TASK MATERIAL START

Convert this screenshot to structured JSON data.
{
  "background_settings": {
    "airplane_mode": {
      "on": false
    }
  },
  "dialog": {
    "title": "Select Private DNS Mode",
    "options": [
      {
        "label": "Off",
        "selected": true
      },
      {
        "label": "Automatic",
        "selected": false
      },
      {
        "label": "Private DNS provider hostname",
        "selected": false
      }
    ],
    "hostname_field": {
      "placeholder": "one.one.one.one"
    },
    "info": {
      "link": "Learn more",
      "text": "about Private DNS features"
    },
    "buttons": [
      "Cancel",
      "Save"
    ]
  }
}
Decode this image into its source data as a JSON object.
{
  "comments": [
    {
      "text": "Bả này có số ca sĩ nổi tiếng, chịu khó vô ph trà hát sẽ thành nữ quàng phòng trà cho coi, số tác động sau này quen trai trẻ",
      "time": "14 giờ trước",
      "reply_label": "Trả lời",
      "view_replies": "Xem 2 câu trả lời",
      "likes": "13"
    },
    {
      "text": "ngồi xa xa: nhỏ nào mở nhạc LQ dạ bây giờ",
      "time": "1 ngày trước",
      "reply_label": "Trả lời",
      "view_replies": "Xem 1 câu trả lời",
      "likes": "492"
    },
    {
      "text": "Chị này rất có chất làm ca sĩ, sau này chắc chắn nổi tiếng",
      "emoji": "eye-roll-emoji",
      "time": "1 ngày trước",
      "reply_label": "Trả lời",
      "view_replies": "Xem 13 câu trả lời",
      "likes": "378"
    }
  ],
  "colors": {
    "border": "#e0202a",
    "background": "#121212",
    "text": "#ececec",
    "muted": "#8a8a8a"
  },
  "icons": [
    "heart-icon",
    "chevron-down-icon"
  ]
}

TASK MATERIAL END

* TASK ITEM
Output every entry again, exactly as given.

* RESPONSE TO THE EXERCISE
Convert this screenshot to structured JSON data.
{
  "background_settings": {
    "airplane_mode": {
      "on": false
    }
  },
  "dialog": {
    "title": "Select Private DNS Mode",
    "options": [
      {
        "label": "Off",
        "selected": true
      },
      {
        "label": "Automatic",
        "selected": false
      },
      {
        "label": "Private DNS provider hostname",
        "selected": false
      }
    ],
    "hostname_field": {
      "placeholder": "one.one.one.one"
    },
    "info": {
      "link": "Learn more",
      "text": "about Private DNS features"
    },
    "buttons": [
      "Cancel",
      "Save"
    ]
  }
}
Decode this image into its source data as a JSON object.
{
  "comments": [
    {
      "text": "Bả này có số ca sĩ nổi tiếng, chịu khó vô ph trà hát sẽ thành nữ quàng phòng trà cho coi, số tác động sau này quen trai trẻ",
      "time": "14 giờ trước",
      "reply_label": "Trả lời",
      "view_replies": "Xem 2 câu trả lời",
      "likes": "13"
    },
    {
      "text": "ngồi xa xa: nhỏ nào mở nhạc LQ dạ bây giờ",
      "time": "1 ngày trước",
      "reply_label": "Trả lời",
      "view_replies": "Xem 1 câu trả lời",
      "likes": "492"
    },
    {
      "text": "Chị này rất có chất làm ca sĩ, sau này chắc chắn nổi tiếng",
      "emoji": "eye-roll-emoji",
      "time": "1 ngày trước",
      "reply_label": "Trả lời",
      "view_replies": "Xem 13 câu trả lời",
      "likes": "378"
    }
  ],
  "colors": {
    "border": "#e0202a",
    "background": "#121212",
    "text": "#ececec",
    "muted": "#8a8a8a"
  },
  "icons": [
    "heart-icon",
    "chevron-down-icon"
  ]
}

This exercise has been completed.